Sunday, September 27, 2015

Clear Eyes, Full Hearts, County Birds

O, what I would not give to see a county bird!
I would part with my first child, my second child,
and quite willfully my third!

 Alameda, San Francisco, Marin,
I plunder your migrant traps with gleeful abandon,
whilst craving rarities like it should be sin!

That phrase, of course, is from the twisted mind of deranged poet-ornithologist, Felonious Jive. He has had a lot of kids, but strangely I've never met any of them. He seems to see a lot of good birds though.

It is the end of September, and birders have been out flogging the brush like there is no tomorrow. It is the season for Vague Runts all across the land...anything can happen. You never know. Birding is hard and often ponderous, but it gets a little bit easier this time of year. Here on the west coast, the more hours in the field you spend in September and October, the more you will be rewarded. You don't have to be #7 to know that.

Unlike with Felonious Jive, the Great Ornithologist, the Vague Runt gods have not been heaping rewards on me lately...which is ok, because I have not been getting totally stiffed. I've seen some birds...nothing good enough to soil myself, but one cannot go around soiling themselves every day while birding. In the name of county birding, here's a few bay area birds I've recently been introduced to.

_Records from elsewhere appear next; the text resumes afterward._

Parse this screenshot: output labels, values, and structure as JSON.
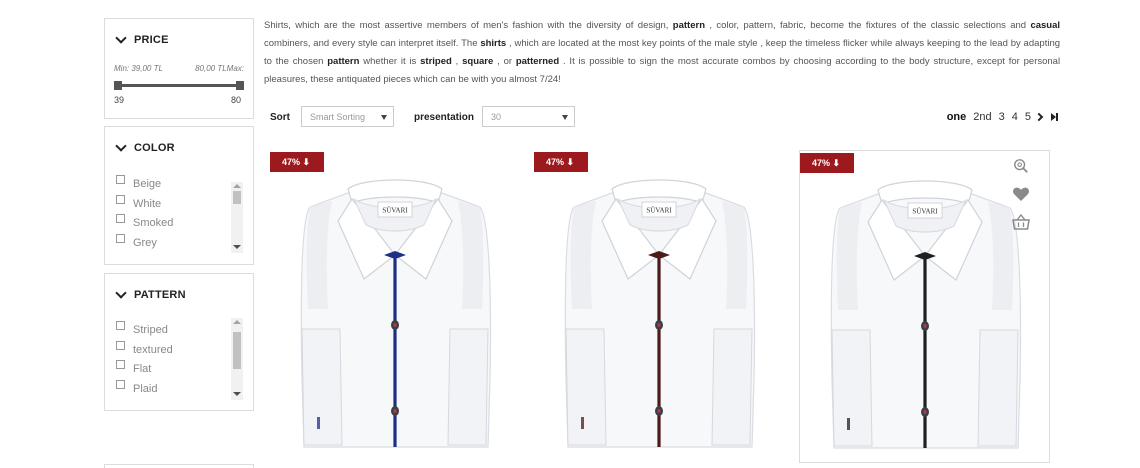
{
  "filters": {
    "price": {
      "title": "PRICE",
      "min_label": "Min: 39,00 TL",
      "max_label": "80,00 TLMax:",
      "min_value": "39",
      "max_value": "80"
    },
    "color": {
      "title": "COLOR",
      "options": [
        "Beige",
        "White",
        "Smoked",
        "Grey"
      ]
    },
    "pattern": {
      "title": "PATTERN",
      "options": [
        "Striped",
        "textured",
        "Flat",
        "Plaid"
      ]
    }
  },
  "description": {
    "t1": "Shirts, which are the most assertive members of men's fashion with the diversity of design,",
    "b1": "pattern",
    "t2": ", color, pattern, fabric,  become the fixtures of the classic selections and",
    "b2": "casual",
    "t3": "combiners, and every style can interpret itself. The",
    "b3": "shirts",
    "t4": ", which are located at the most key points of the male style  ,  keep the timeless flicker while always keeping to the lead by adapting to the chosen",
    "b4": "pattern",
    "t5": "whether it is",
    "b5": "striped",
    "t6": ",",
    "b6": "square",
    "t7": ", or",
    "b7": "patterned",
    "t8": ". It is possible to sign the most accurate combos by choosing according to the body structure, except for personal pleasures, these antiquated pieces which can be with you almost 7/24!"
  },
  "toolbar": {
    "sort_label": "Sort",
    "sort_value": "Smart Sorting",
    "presentation_label": "presentation",
    "presentation_value": "30",
    "pages": [
      "one",
      "2nd",
      "3",
      "4",
      "5"
    ],
    "current_page": "one"
  },
  "products": [
    {
      "badge": "47% ⬇",
      "placket_color": "#1d2f86",
      "brand": "SÜVARI"
    },
    {
      "badge": "47% ⬇",
      "placket_color": "#4a1b18",
      "brand": "SÜVARI"
    },
    {
      "badge": "47% ⬇",
      "placket_color": "#1f1f22",
      "brand": "SÜVARI"
    }
  ],
  "card_actions": [
    "zoom-icon",
    "heart-icon",
    "basket-icon"
  ],
  "colors": {
    "badge_bg": "#9c1a1e",
    "border": "#dcdcdc"
  }
}
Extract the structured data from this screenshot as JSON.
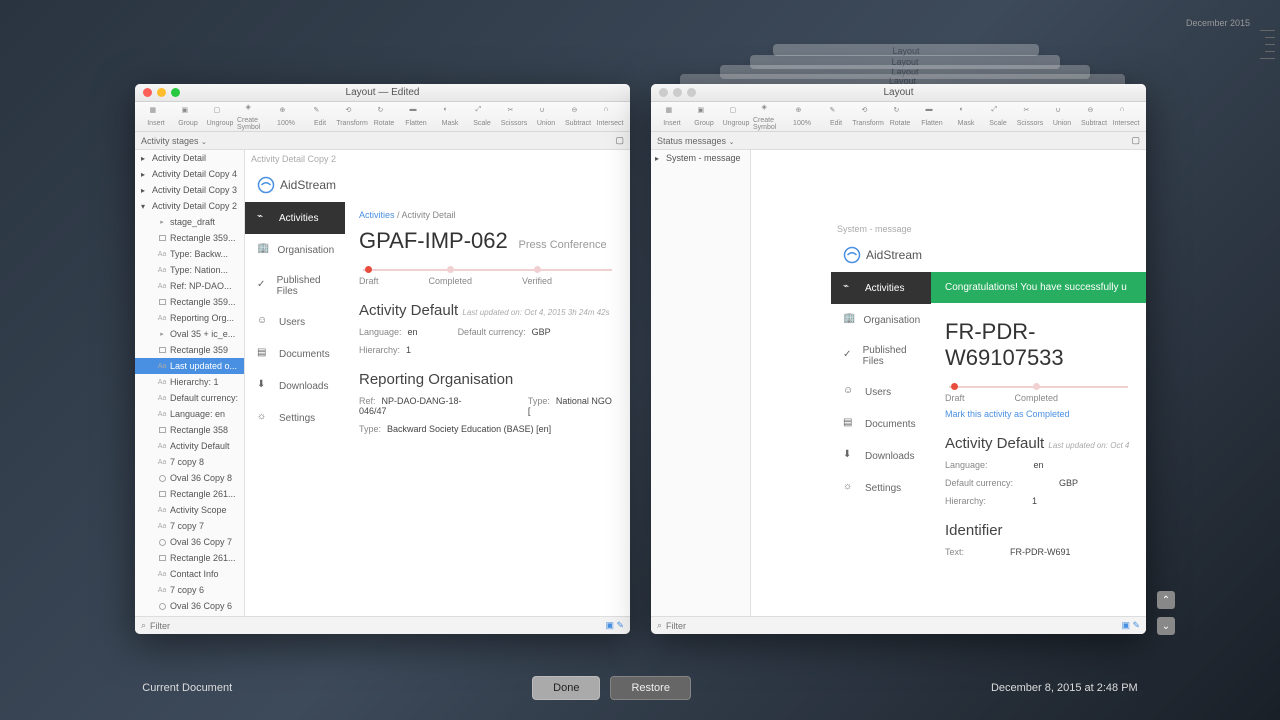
{
  "timeline": {
    "label": "December 2015"
  },
  "bottom": {
    "left_caption": "Current Document",
    "done": "Done",
    "restore": "Restore",
    "right_caption": "December 8, 2015 at 2:48 PM"
  },
  "ghost_title": "Layout",
  "window_left": {
    "title": "Layout — Edited",
    "inspector_label": "Activity stages",
    "artboard_label": "Activity Detail Copy 2",
    "filter_placeholder": "Filter"
  },
  "window_right": {
    "title": "Layout",
    "inspector_label": "Status messages",
    "layer1": "System - message",
    "artboard_label": "System - message",
    "filter_placeholder": "Filter"
  },
  "toolbar": {
    "insert": "Insert",
    "group": "Group",
    "ungroup": "Ungroup",
    "create_symbol": "Create Symbol",
    "zoom": "100%",
    "edit": "Edit",
    "transform": "Transform",
    "rotate": "Rotate",
    "flatten": "Flatten",
    "mask": "Mask",
    "scale": "Scale",
    "scissors": "Scissors",
    "union": "Union",
    "subtract": "Subtract",
    "intersect": "Intersect"
  },
  "layers_left": [
    "Activity Detail",
    "Activity Detail Copy 4",
    "Activity Detail Copy 3",
    "Activity Detail Copy 2",
    "stage_draft",
    "Rectangle 359...",
    "Type:  Backw...",
    "Type:  Nation...",
    "Ref:  NP-DAO...",
    "Rectangle 359...",
    "Reporting Org...",
    "Oval 35 + ic_e...",
    "Rectangle 359",
    "Last updated o...",
    "Hierarchy:  1",
    "Default currency:",
    "Language:  en",
    "Rectangle 358",
    "Activity Default",
    "7 copy 8",
    "Oval 36 Copy 8",
    "Rectangle 261...",
    "Activity Scope",
    "7 copy 7",
    "Oval 36 Copy 7",
    "Rectangle 261...",
    "Contact Info",
    "7 copy 6",
    "Oval 36 Copy 6"
  ],
  "brand": "AidStream",
  "nav": {
    "activities": "Activities",
    "organisation": "Organisation",
    "published": "Published Files",
    "users": "Users",
    "documents": "Documents",
    "downloads": "Downloads",
    "settings": "Settings"
  },
  "left_art": {
    "crumb_link": "Activities",
    "crumb_sep": " / ",
    "crumb_cur": "Activity Detail",
    "title": "GPAF-IMP-062",
    "subtitle": "Press Conference",
    "stages": [
      "Draft",
      "Completed",
      "Verified"
    ],
    "section1": "Activity Default",
    "updated_label": "Last updated on:",
    "updated_val": "Oct 4, 2015 3h 24m 42s",
    "lang_k": "Language:",
    "lang_v": "en",
    "cur_k": "Default currency:",
    "cur_v": "GBP",
    "hier_k": "Hierarchy:",
    "hier_v": "1",
    "section2": "Reporting Organisation",
    "ref_k": "Ref:",
    "ref_v": "NP-DAO-DANG-18-046/47",
    "type_k": "Type:",
    "type_v": "National NGO [",
    "type2_k": "Type:",
    "type2_v": "Backward Society Education (BASE) [en]"
  },
  "right_art": {
    "banner": "Congratulations! You have successfully u",
    "title": "FR-PDR-W69107533",
    "stages": [
      "Draft",
      "Completed"
    ],
    "marklink": "Mark this activity as Completed",
    "section1": "Activity Default",
    "updated_label": "Last updated on:",
    "updated_val": "Oct 4",
    "lang_k": "Language:",
    "lang_v": "en",
    "cur_k": "Default currency:",
    "cur_v": "GBP",
    "hier_k": "Hierarchy:",
    "hier_v": "1",
    "section2": "Identifier",
    "text_k": "Text:",
    "text_v": "FR-PDR-W691"
  }
}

This Indigo Bunting in heavy molt has been holding it down in Golden Gate Park for over a month now. It was a sweet sweet San Francisco County bird. There was a juicy little eBird/listserv rumour that started getting out of hand, where birders were thinking that more and more Indigo Buntings were actually at this site, even nesting! This never occurred. I was happy with this one bird, for I am a humble birder who needs not bend to sinful cravings of rarities.

This Mew Gull is certainly not a county bird, but it is rare as fuck this time of year. This bird summered at Lake Merced...I did not believe all the eBird reports I saw of it for weeks, but lo and behold it is bona fide. Most late summer "Mew Gulls" that get reported here are young Ring-billed Gulls with wittle itty bitty bills.

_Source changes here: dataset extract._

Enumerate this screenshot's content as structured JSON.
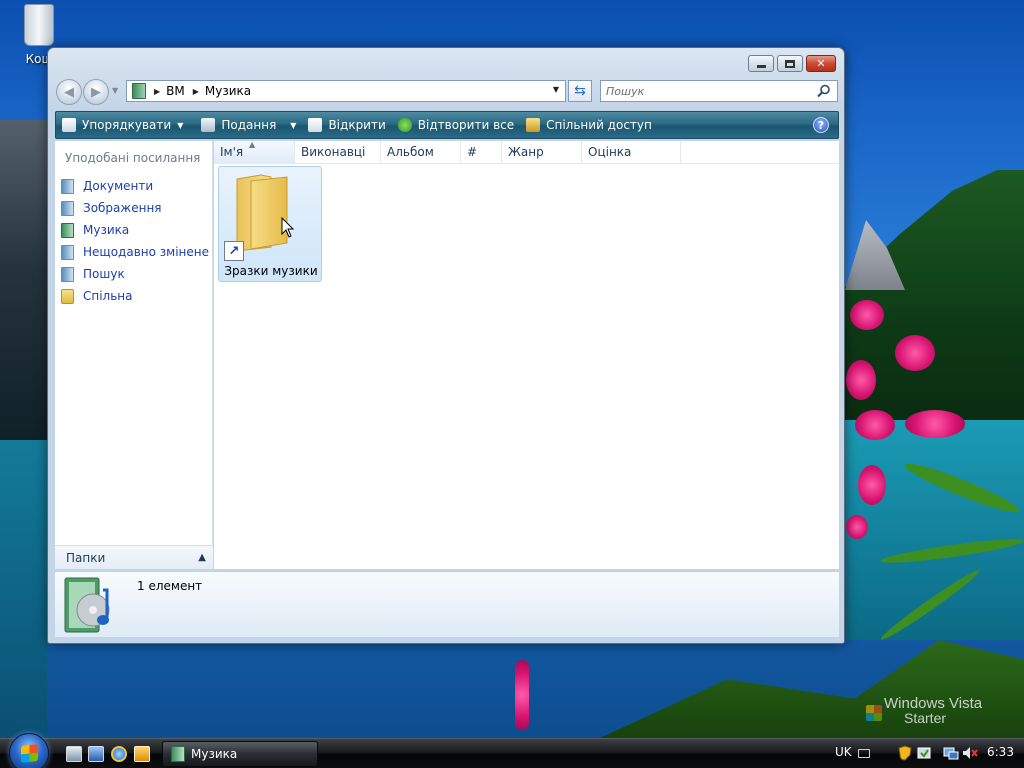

This San Francisco county bird (!!!) was one I've been searching for a long time, a long time. I can cruise out to Point Reyes and see thousands of this declining and wonderful bird, but their abundance is a whole different story on the other side of the Golden Gate. This bird was at Lake Merced, where they turn up intermittently.

Blackbirds undergo their big molt in fall, so this scaly bird is a pretty typical looking adult male for this time of year. The famous white epaulet edge often looks quite buffy for a few months, which can confound those not familiar with Tricolored Blackbird molt (99.9999% of living humans).

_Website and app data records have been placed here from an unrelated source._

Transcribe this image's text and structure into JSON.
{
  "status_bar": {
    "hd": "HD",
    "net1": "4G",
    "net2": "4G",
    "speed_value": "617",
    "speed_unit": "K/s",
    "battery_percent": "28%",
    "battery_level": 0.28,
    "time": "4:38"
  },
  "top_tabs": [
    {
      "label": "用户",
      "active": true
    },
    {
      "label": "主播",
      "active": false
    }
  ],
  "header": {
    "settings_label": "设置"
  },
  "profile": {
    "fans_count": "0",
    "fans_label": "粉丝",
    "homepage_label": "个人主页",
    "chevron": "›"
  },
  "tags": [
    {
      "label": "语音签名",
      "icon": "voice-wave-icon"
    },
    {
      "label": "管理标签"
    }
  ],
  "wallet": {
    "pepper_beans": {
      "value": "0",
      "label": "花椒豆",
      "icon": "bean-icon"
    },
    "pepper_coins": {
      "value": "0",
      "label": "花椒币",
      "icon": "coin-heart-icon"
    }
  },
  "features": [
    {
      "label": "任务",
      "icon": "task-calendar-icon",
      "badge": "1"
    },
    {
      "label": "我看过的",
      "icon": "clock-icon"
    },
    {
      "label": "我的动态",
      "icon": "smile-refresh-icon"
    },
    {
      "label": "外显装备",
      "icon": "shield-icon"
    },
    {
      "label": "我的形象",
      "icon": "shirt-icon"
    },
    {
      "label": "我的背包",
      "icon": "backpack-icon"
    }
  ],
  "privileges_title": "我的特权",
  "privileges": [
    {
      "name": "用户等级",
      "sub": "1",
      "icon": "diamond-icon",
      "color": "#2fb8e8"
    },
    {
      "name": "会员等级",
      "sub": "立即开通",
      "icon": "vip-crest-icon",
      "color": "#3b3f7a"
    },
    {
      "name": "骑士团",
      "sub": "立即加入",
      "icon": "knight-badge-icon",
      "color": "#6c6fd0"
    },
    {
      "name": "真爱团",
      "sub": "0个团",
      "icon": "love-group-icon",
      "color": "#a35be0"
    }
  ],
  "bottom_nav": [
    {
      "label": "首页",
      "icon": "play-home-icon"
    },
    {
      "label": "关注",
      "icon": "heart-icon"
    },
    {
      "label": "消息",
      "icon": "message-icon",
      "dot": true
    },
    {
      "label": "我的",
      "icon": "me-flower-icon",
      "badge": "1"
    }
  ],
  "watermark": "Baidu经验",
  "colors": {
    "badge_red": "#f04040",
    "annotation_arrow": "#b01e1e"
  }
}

This is a male Bicolored Blackbird, our local form of Red-winged Blackbird. He has no extravagant contrasting epaulet border. Note the shorter, stouter bill he has compared to the Tricolored above.

Now that September has come (and almost gone...what the fuck?), we finally have a nice variety of warblers around. Unlike last year, but very much like two years ago, this fall hasn't been very big on eastern Vague Runts in the bay area, so I must give pause when a friendly Wilson's Warbler chooses to lurk nearby. Coyote Hills Regional Park, CA.

Local birders perk up when they see a Black-throated Gray Warbler, and I sure as fuck did when I saw this nectary COUNTY Alameda list isn't really worth bragging about, I'll be the first one to admit that. Black-throated Grays are uncommon, sometimes fairly common fall migrants in the bay area when they get up the gumption to not overfly us.

This confiding bird spent several minutes flogging a large moth to death on the ground in front of me. I love confiding birds. Photographed at Coyote Hills Regional Park.

Let's keep the stripey-face theme going. Up until last week, this was the rarest terrestrial bird I've seen this fall. This Black-throated Sparrow, a hell of a bird in both appearance and rarity, spent a number of days at Coyote Hills Regional Park.

It's not a crush by any means, but I was more than happy to see one of these birds (which many birders describe as "handsome", have you noticed that?) without going to the middle of fucking nowhere, which is where they prefer to spend their time here in California. I didn't expect an adult to drift all the way up here, it should know better, but who am I to question a Vague Runt who clearly migrated all the way to Alameda County for me to see it? This is a juicy county bird.

This Lesser Yellowlegs has three legs! Photographed at Coyote Hills.


  1. Good to see some WIWAs coming down through CA. We are having an influx in CO and thought maybe they were skipping CA and moving East on their southerly journey because of the wildfires.